Dataset rows describing interfaces:
---+---

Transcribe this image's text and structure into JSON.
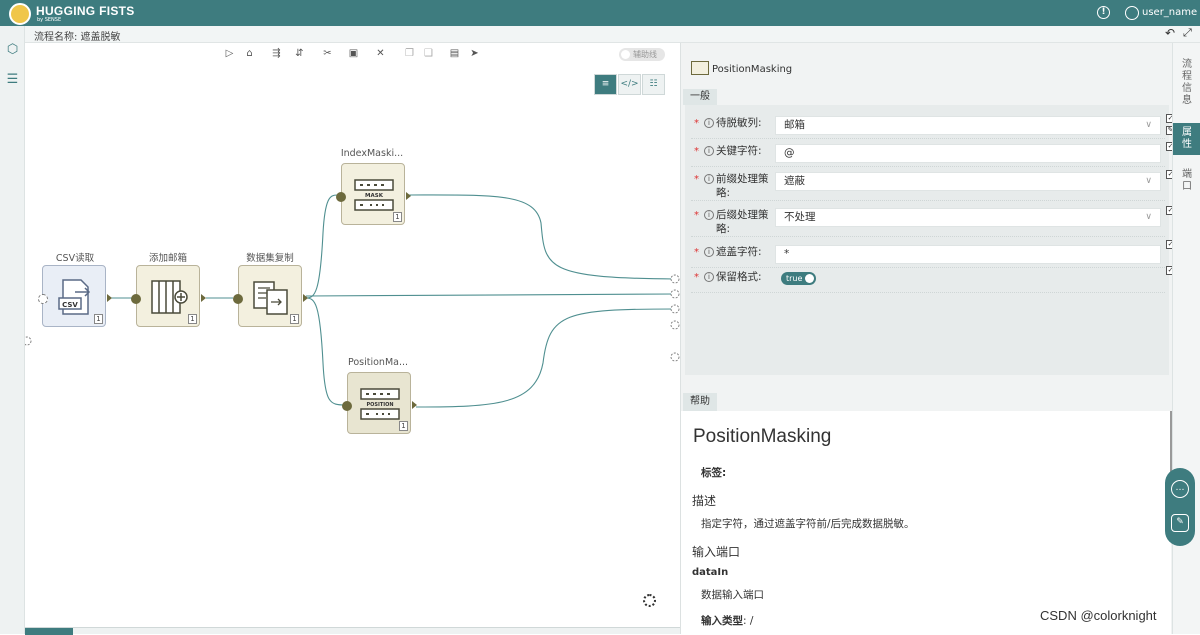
{
  "app": {
    "brand": "HUGGING FISTS",
    "brand_sub": "by SENSE",
    "user_name": "user_name"
  },
  "flow": {
    "label": "流程名称: 遮盖脱敏"
  },
  "canvas": {
    "aux_toggle_label": "辅助线",
    "nodes": [
      {
        "title": "CSV读取",
        "badge": "1",
        "icon_text": "CSV"
      },
      {
        "title": "添加邮箱",
        "badge": "1"
      },
      {
        "title": "数据集复制",
        "badge": "1"
      },
      {
        "title": "IndexMaski...",
        "badge": "1",
        "icon_text": "MASK"
      },
      {
        "title": "PositionMa...",
        "badge": "1",
        "icon_text": "POSITION"
      }
    ]
  },
  "panel": {
    "title": "PositionMasking",
    "section_general": "一般",
    "fields": [
      {
        "label": "待脱敏列:",
        "value": "邮箱",
        "type": "select"
      },
      {
        "label": "关键字符:",
        "value": "@",
        "type": "text"
      },
      {
        "label": "前缀处理策略:",
        "value": "遮蔽",
        "type": "select"
      },
      {
        "label": "后缀处理策略:",
        "value": "不处理",
        "type": "select"
      },
      {
        "label": "遮盖字符:",
        "value": "*",
        "type": "text"
      },
      {
        "label": "保留格式:",
        "value": "true",
        "type": "switch"
      }
    ],
    "help_tab": "帮助",
    "help": {
      "title": "PositionMasking",
      "tags_label": "标签:",
      "desc_heading": "描述",
      "desc_text": "指定字符，通过遮盖字符前/后完成数据脱敏。",
      "input_heading": "输入端口",
      "port_name": "dataIn",
      "port_desc": "数据输入端口",
      "input_type_label": "输入类型",
      "input_type_value": "/"
    }
  },
  "right_tabs": [
    "流程信息",
    "属性",
    "端口"
  ],
  "watermark": "CSDN @colorknight",
  "colors": {
    "accent": "#3e7c7f",
    "node_port": "#6d6a3d",
    "required": "#dd3333"
  }
}
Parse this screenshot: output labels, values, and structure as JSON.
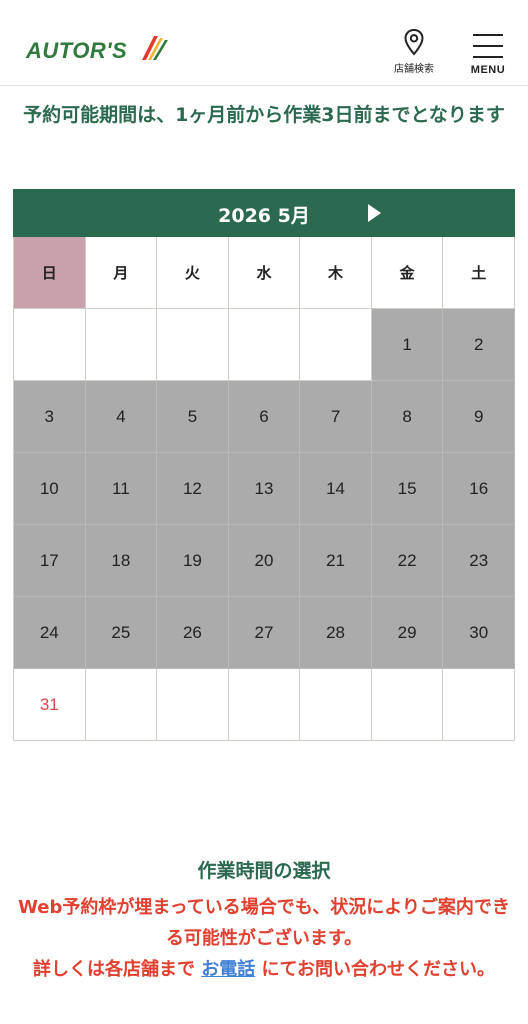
{
  "header": {
    "logo_text": "AUTOR'S",
    "store_search_label": "店舗検索",
    "menu_label": "MENU"
  },
  "notice": {
    "text": "予約可能期間は、1ヶ月前から作業3日前までとなります"
  },
  "calendar": {
    "month_label": "2026 5月",
    "weekdays": [
      "日",
      "月",
      "火",
      "水",
      "木",
      "金",
      "土"
    ],
    "days": [
      "",
      "",
      "",
      "",
      "",
      "1",
      "2",
      "3",
      "4",
      "5",
      "6",
      "7",
      "8",
      "9",
      "10",
      "11",
      "12",
      "13",
      "14",
      "15",
      "16",
      "17",
      "18",
      "19",
      "20",
      "21",
      "22",
      "23",
      "24",
      "25",
      "26",
      "27",
      "28",
      "29",
      "30",
      "31",
      "",
      "",
      "",
      "",
      "",
      ""
    ]
  },
  "section": {
    "title": "作業時間の選択",
    "warning_part1": "Web予約枠が埋まっている場合でも、状況によりご案内できる可能性がございます。",
    "warning_part2": "詳しくは各店舗まで",
    "phone_link": "お電話",
    "warning_part3": "にてお問い合わせください。"
  },
  "colors": {
    "brand_green": "#2c6a4f",
    "unavailable_gray": "#ababab",
    "sunday_header": "#c9a1aa",
    "warning_red": "#e0402f",
    "link_blue": "#3f7fd6"
  }
}
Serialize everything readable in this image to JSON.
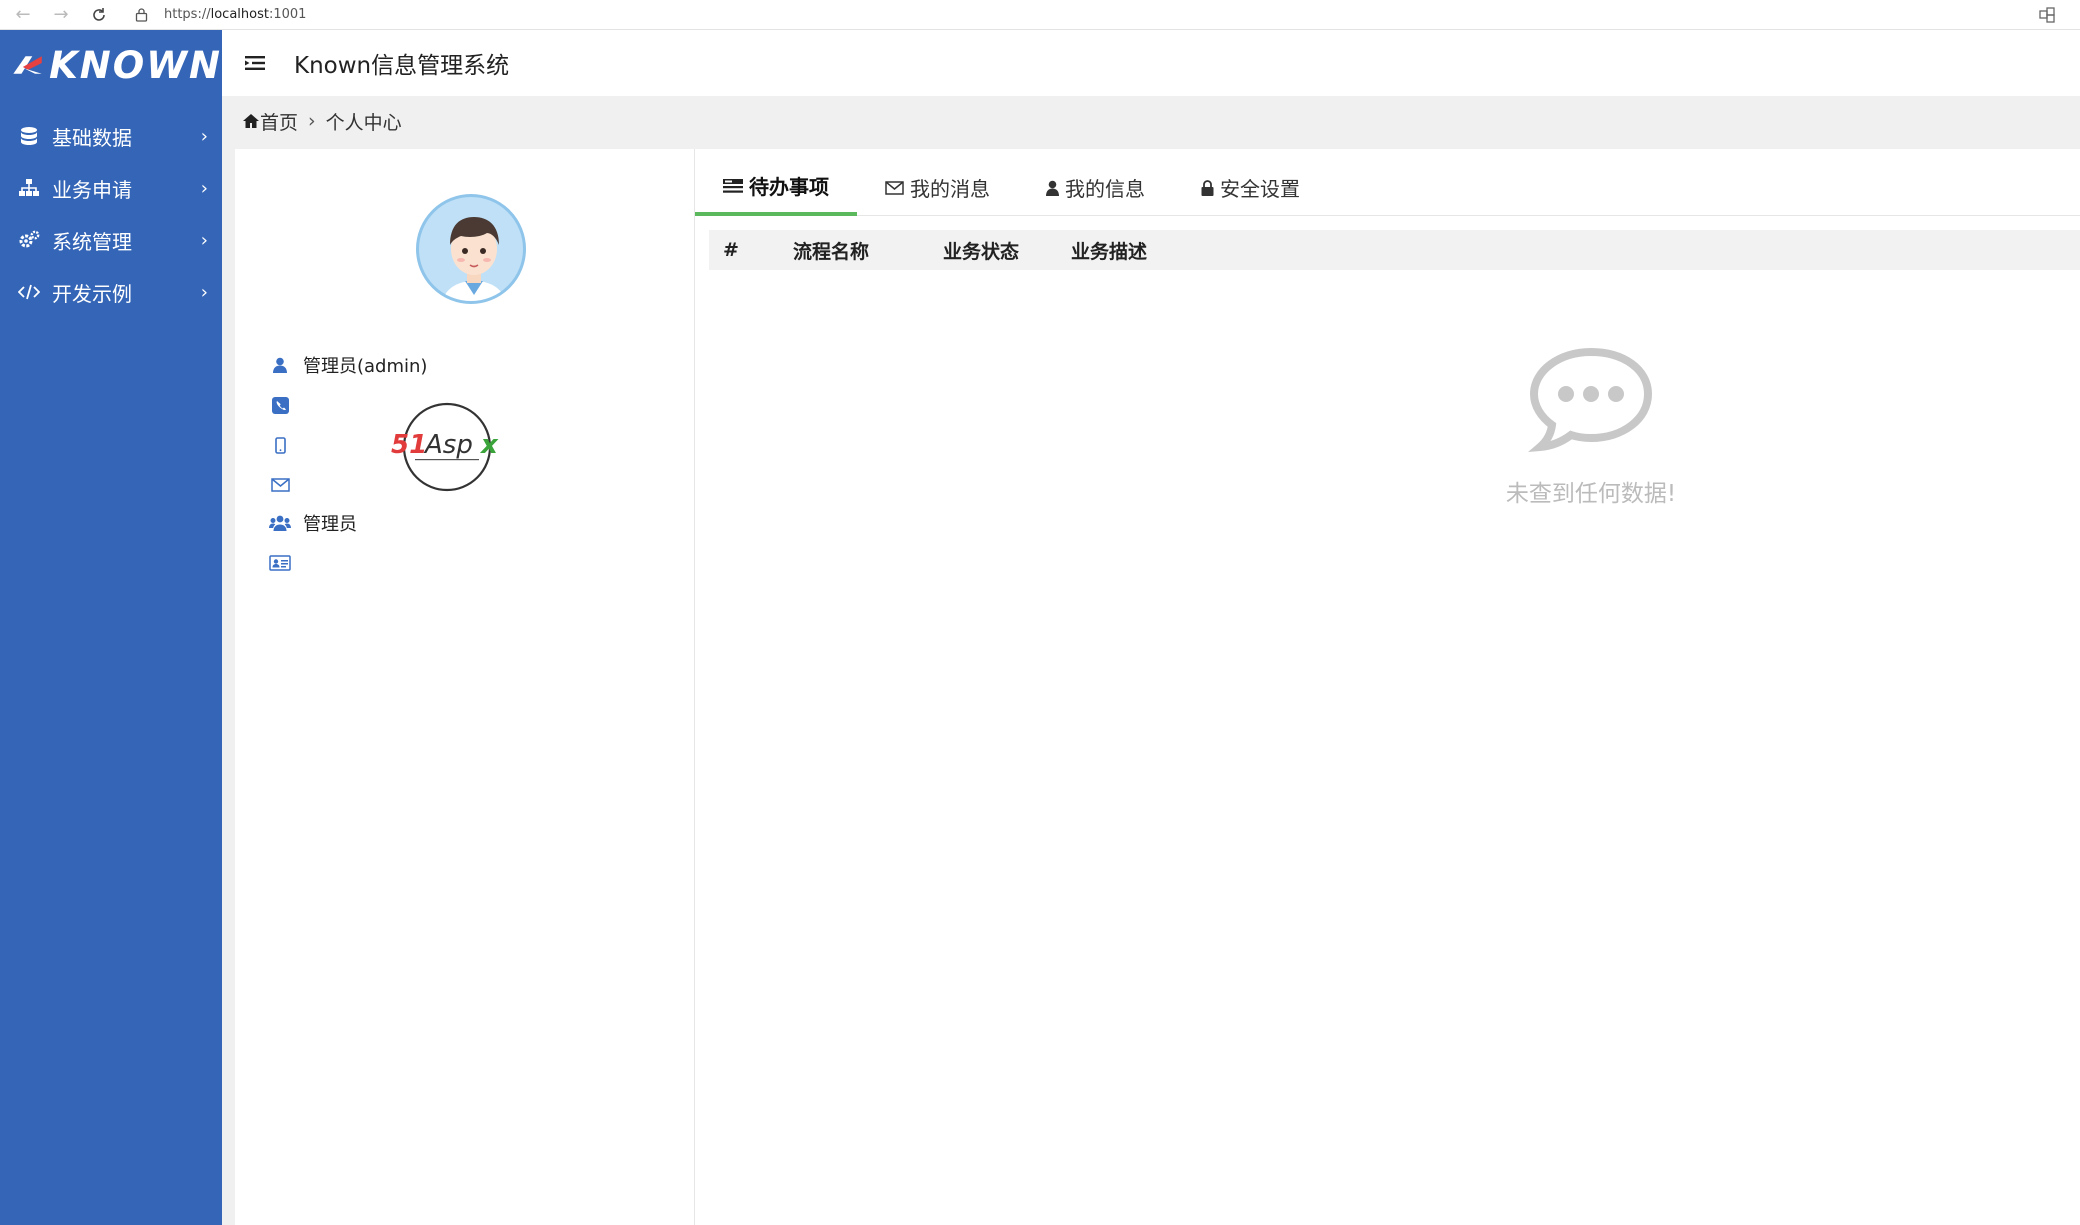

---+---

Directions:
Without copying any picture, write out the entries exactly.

The answer:
Transcribe this image's text and structure into JSON.
{
  "app": {
    "brand": "HUGGING FISTS",
    "brand_sub": "by SENSE",
    "user_name": "user_name"
  },
  "flow": {
    "label": "流程名称: 遮盖脱敏"
  },
  "canvas": {
    "aux_toggle_label": "辅助线",
    "nodes": [
      {
        "title": "CSV读取",
        "badge": "1",
        "icon_text": "CSV"
      },
      {
        "title": "添加邮箱",
        "badge": "1"
      },
      {
        "title": "数据集复制",
        "badge": "1"
      },
      {
        "title": "IndexMaski...",
        "badge": "1",
        "icon_text": "MASK"
      },
      {
        "title": "PositionMa...",
        "badge": "1",
        "icon_text": "POSITION"
      }
    ]
  },
  "panel": {
    "title": "PositionMasking",
    "section_general": "一般",
    "fields": [
      {
        "label": "待脱敏列:",
        "value": "邮箱",
        "type": "select"
      },
      {
        "label": "关键字符:",
        "value": "@",
        "type": "text"
      },
      {
        "label": "前缀处理策略:",
        "value": "遮蔽",
        "type": "select"
      },
      {
        "label": "后缀处理策略:",
        "value": "不处理",
        "type": "select"
      },
      {
        "label": "遮盖字符:",
        "value": "*",
        "type": "text"
      },
      {
        "label": "保留格式:",
        "value": "true",
        "type": "switch"
      }
    ],
    "help_tab": "帮助",
    "help": {
      "title": "PositionMasking",
      "tags_label": "标签:",
      "desc_heading": "描述",
      "desc_text": "指定字符，通过遮盖字符前/后完成数据脱敏。",
      "input_heading": "输入端口",
      "port_name": "dataIn",
      "port_desc": "数据输入端口",
      "input_type_label": "输入类型",
      "input_type_value": "/"
    }
  },
  "right_tabs": [
    "流程信息",
    "属性",
    "端口"
  ],
  "watermark": "CSDN @colorknight",
  "colors": {
    "accent": "#3e7c7f",
    "node_port": "#6d6a3d",
    "required": "#dd3333"
  }
}
Parse this screenshot: output labels, values, and structure as JSON.
{
  "header": {
    "logo_text": "AUTOR'S",
    "store_search_label": "店舗検索",
    "menu_label": "MENU"
  },
  "notice": {
    "text": "予約可能期間は、1ヶ月前から作業3日前までとなります"
  },
  "calendar": {
    "month_label": "2026 5月",
    "weekdays": [
      "日",
      "月",
      "火",
      "水",
      "木",
      "金",
      "土"
    ],
    "days": [
      "",
      "",
      "",
      "",
      "",
      "1",
      "2",
      "3",
      "4",
      "5",
      "6",
      "7",
      "8",
      "9",
      "10",
      "11",
      "12",
      "13",
      "14",
      "15",
      "16",
      "17",
      "18",
      "19",
      "20",
      "21",
      "22",
      "23",
      "24",
      "25",
      "26",
      "27",
      "28",
      "29",
      "30",
      "31",
      "",
      "",
      "",
      "",
      "",
      ""
    ]
  },
  "section": {
    "title": "作業時間の選択",
    "warning_part1": "Web予約枠が埋まっている場合でも、状況によりご案内できる可能性がございます。",
    "warning_part2": "詳しくは各店舗まで",
    "phone_link": "お電話",
    "warning_part3": "にてお問い合わせください。"
  },
  "colors": {
    "brand_green": "#2c6a4f",
    "unavailable_gray": "#ababab",
    "sunday_header": "#c9a1aa",
    "warning_red": "#e0402f",
    "link_blue": "#3f7fd6"
  }
}
Serialize everything readable in this image to JSON.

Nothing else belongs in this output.